Tony Kouzarides is passionate about ecosystems: well-balanced communities that flourish on mutual and dynamic interactions. But the ecosystems that excite him are not made up of plants, animals and environments. They’re made up of experts.
Scientists have shown how the precursors of egg and sperm cells – the cells that are key to the preservation of a species – arise in the early embryo by studying pig embryos alongside human stem cells.
Two Cambridge institutes have today been confirmed as major research centres by biomedical research charity Wellcome, receiving continued support for a further five years. The centres will be co-funded by Cancer Research UK (CRUK) and the Medical Research Council (MRC) respectively.
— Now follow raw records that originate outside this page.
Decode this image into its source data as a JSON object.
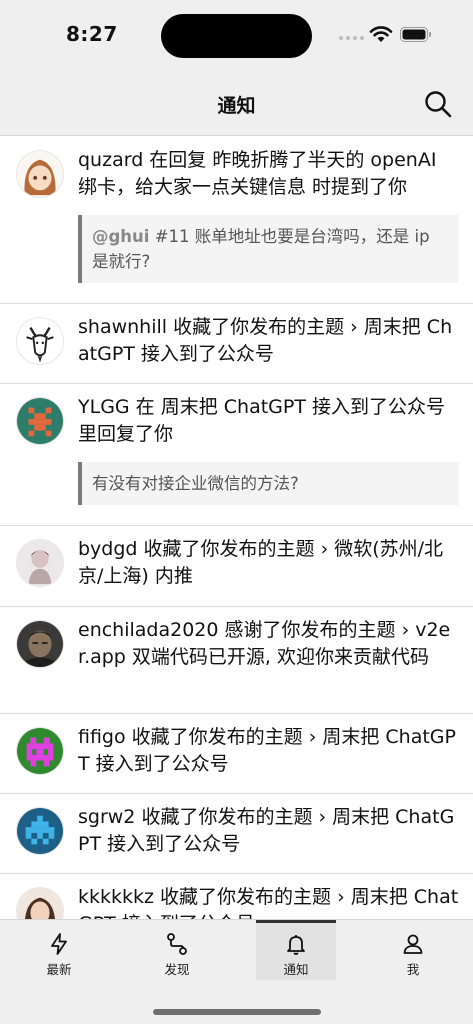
{
  "status": {
    "time": "8:27"
  },
  "nav": {
    "title": "通知"
  },
  "notifications": [
    {
      "user": "quzard",
      "action": " 在回复 ",
      "topic": "昨晚折腾了半天的 openAI 绑卡，给大家一点关键信息",
      "suffix": " 时提到了你",
      "quote_mention": "@ghui",
      "quote_text": " #11 账单地址也要是台湾吗，还是 ip 是就行?"
    },
    {
      "user": "shawnhill",
      "action": " 收藏了你发布的主题 › ",
      "topic": "周末把 ChatGPT 接入到了公众号"
    },
    {
      "user": "YLGG",
      "action": " 在 ",
      "topic": "周末把 ChatGPT 接入到了公众号",
      "suffix": " 里回复了你",
      "quote_text": "有没有对接企业微信的方法?"
    },
    {
      "user": "bydgd",
      "action": " 收藏了你发布的主题 › ",
      "topic": "微软(苏州/北京/上海) 内推"
    },
    {
      "user": "enchilada2020",
      "action": " 感谢了你发布的主题 › ",
      "topic": "v2er.app 双端代码已开源, 欢迎你来贡献代码"
    },
    {
      "user": "fifigo",
      "action": " 收藏了你发布的主题 › ",
      "topic": "周末把 ChatGPT 接入到了公众号"
    },
    {
      "user": "sgrw2",
      "action": " 收藏了你发布的主题 › ",
      "topic": "周末把 ChatGPT 接入到了公众号"
    },
    {
      "user": "kkkkkkz",
      "action": " 收藏了你发布的主题 › ",
      "topic": "周末把 ChatGPT 接入到了公众号"
    }
  ],
  "tabs": [
    {
      "label": "最新",
      "icon": "bolt-icon"
    },
    {
      "label": "发现",
      "icon": "discover-icon"
    },
    {
      "label": "通知",
      "icon": "bell-icon",
      "active": true
    },
    {
      "label": "我",
      "icon": "person-icon"
    }
  ]
}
Cambridge spin-out Carrick Therapeutics raises $95 million in funding, representing the largest-ever early stage investment in a UK university spin-out company.
Scientists have identified for the first time the ‘cell of origin’ – in other words, the first cell from which the cancer grows – in basal cell carcinoma, the most common form of skin cancer, and followed the chain of events that lead to the growth of these invasive tumours.
Winners announced in the inaugural Vice-Chancellor’s Impact Awards and Public Engagement with Research Awards21 Jun 2016
Researchers from across the University have been recognised for the impact of their work on society, and engagement with research in the inaugural Vice-Chancellor’s Impact Awards and Public Engagement with Research Awards.
Prof. Steve Jackson of the Wellcome Trust/ Cancer Research UK Gurdon Institute, University of Cambridge, has won the 2016 Dr A. H. Heineken Prize for Medicine, for "his fundamental research into DNA repair in human cells and for the successful application of knowledge of that process in the development of new cancer drugs".
Tumours kill off surrounding cells to make room to grow, according to new research from the University of Cambridge. Although the study was carried out using fruit flies, its findings suggest that drugs to prevent, rather than encourage, cell death might be effective at fighting cancer – contrary to how many of the current chemotherapy drugs work.